Have I Got a Story for You (Studio 4°C)
Written by Josh Olson. A street kid meets with three of his friends at a skate park. All three of them claim to have seen Batman earlier that day. Batman's battle with the Man in Black, a high-tech criminal, is told in reverse chronological order, with three very different interpretations of Batman's form and abilities: one describes him as a living shadow that can melt away and reappear at will (similar to Vampire Batman), another describes him as a half-bat, half-man creature (similar to Man-Bat), and one describes him as a combat robot called Robobat that can leap tall buildings in a single bound. At the end, Batman pursues the Man in Black to the skate park, and captures him with the help of the fourth street kid. The fourth kid is able to see what Batman truly is after seeing him sustain injuries from the battle: a very human warrior in a Batsuit. He proceeded to tell his experience to his friends after Batman disappeared.

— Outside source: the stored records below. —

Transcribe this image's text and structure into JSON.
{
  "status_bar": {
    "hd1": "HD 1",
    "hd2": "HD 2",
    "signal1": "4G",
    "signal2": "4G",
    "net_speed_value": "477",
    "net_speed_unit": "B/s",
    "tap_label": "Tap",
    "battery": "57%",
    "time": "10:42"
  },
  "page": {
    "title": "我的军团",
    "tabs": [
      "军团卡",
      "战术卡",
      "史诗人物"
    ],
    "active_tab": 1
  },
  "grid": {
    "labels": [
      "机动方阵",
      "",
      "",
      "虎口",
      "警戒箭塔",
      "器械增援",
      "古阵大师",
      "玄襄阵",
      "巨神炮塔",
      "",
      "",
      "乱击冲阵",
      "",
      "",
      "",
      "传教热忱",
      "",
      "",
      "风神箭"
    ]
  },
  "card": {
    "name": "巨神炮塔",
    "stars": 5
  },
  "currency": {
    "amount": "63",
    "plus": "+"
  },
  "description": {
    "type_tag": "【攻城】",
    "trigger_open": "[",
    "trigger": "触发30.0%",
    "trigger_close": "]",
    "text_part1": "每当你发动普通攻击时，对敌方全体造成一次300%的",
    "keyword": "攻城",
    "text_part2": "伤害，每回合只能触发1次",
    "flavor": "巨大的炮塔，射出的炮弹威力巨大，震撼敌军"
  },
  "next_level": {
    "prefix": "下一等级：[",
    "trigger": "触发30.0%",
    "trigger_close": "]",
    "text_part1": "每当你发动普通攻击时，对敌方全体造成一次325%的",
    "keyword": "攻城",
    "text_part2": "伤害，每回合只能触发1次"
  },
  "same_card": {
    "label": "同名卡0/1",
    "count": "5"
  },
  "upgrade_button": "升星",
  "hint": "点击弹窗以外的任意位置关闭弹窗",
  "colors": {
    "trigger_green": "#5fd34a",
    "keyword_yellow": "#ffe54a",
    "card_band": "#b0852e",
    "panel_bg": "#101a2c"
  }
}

Though the film credits give "story by" acknowledgment to first-time writer Jordan Goldberg, Josh Olsen acknowledged it was actually based on a very similar story by Frank Robbins called "The Batman Nobody Knows". The story was first printed in Batman #250 in 1973, and subsequently adapted as "Legends of the Dark Knight" in the New Batman Adventures. According to Olsen: "The first time it's stealing, the second time it's borrowing, the third time you're creating a genre".
Also, the three different versions of the man in black have many similarities to other members of Batman's Rogues gallery, though they all resemble a member of the League of Shadows. The first story features a tech-wielding villain who has teeth similar to Killer Croc, the second uses a jetpack, which may or may not be a reference to Firefly, and the third has similarities to Deadshot. Also, the Batman of the second encounter is very similar to the villain Man-Bat. When the Man in Black is seen by all the teenagers, he has no identifiable characteristics, other than that of the new Red Hood for his use of gadgetry and trademark "knife" use (the piece of glass he picks up). (Killer Croc and Deadshot are both featured in the full movie.) It should also be noted that the plot goes by whoever saw Batman last, goes first, and the one who saw Batman first, goes last. This could be a reference to Batman Begins and The Dark Knight director Christopher Nolan's(Also director of Inception and The Prestige) most critically acclaimed film Memento, as it is in a similar way with a plot that goes backwards and another plot that goes foward, and all the stories come full circle at the end.